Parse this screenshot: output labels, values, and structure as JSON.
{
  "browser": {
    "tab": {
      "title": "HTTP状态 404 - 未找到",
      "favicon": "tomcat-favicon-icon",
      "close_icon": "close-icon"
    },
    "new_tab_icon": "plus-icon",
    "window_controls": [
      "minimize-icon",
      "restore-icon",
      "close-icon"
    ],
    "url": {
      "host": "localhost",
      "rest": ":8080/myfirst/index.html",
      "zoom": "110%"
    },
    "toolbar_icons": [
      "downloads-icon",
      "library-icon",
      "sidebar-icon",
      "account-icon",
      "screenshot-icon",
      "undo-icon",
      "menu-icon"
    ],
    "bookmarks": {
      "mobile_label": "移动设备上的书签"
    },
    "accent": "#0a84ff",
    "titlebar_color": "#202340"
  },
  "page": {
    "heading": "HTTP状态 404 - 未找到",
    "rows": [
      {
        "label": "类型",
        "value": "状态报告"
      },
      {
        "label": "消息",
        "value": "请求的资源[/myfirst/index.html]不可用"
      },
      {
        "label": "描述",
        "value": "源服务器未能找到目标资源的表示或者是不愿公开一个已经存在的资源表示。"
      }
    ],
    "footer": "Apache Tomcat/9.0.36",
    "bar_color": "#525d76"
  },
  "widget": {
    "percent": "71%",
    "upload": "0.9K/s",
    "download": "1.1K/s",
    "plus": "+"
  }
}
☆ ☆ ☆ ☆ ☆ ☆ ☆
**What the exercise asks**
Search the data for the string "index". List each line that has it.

**Answer for the task**
      "rest": ":8080/myfirst/index.html",
        "value": "请求的资源[/myfirst/index.html]不可用"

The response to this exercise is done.